A procedural vote on the bipartisan bill was expected Wednesday, after the Senate completed work on several executive and judicial nominees. But because of the snowstorm, votes on the nominations won’t start until Wednesday afternoon. If Republicans force Democrats to use all of the debate time on each nominee that would take the Senate well into Friday before it could begin work on the childcare bill.

"Because of the inclement weather we have had to change things around significantly," Senate Majority Leader Harry ReidHarry Mason ReidDems search for winning playbook Dems face hard choice for State of the Union response The Memo: Immigration battle tests activists’ muscle MORE (D-Nev.) said Monday. "We’re going to do our utmost to get everything done Wednesday and Thursday … [but] if not, we may have to be here Friday."

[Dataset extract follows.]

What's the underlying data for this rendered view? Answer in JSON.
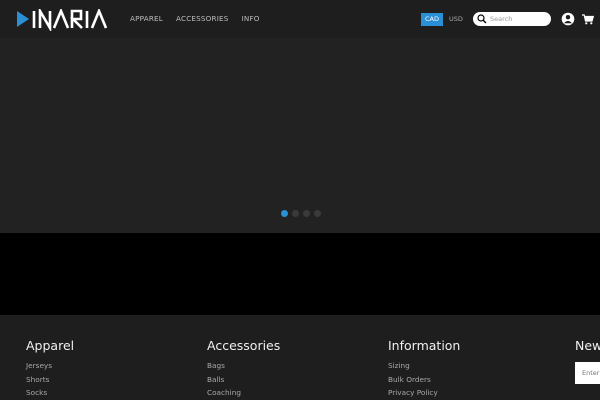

S. 1086 provides block grants to states to help low-income working parents obtain childcare for more than 1.5 million children under age 13. The bill authorizes funds through 2019.

In the omnibus appropriations bill passed earlier this year, the CCDBG program was funded at $2.36 billion — an increase of $154 million from 2013 spending levels.  This funding increase means 22,000 additional children will receive childcare assistance. The average monthly subsidy for one child is around $400.

The bill also aims to improve the CCDBG program, which hasn’t been reauthorized since 1996. If passed into law, state would now have to conduct background checks on all childcare providers receiving the grants and perform at least one annual inspection of licensed CCDBG providers. It also allows states to use some of the federal funds to promote nutritional and physical education for children in the CCDBG program.

Sens. Barbara Mikulski (D-Md.), Richard Burr (R-N.C.), Tom Harkin (D-Iowa) and Lamar Alexander (R-Tenn.) wrote the legislation, which is expected to have broad bipartisan support, perhaps even without a floor amendment process.

It's unclear if Speaker John Boehner (R-Ohio) will allow a House vote on the measure.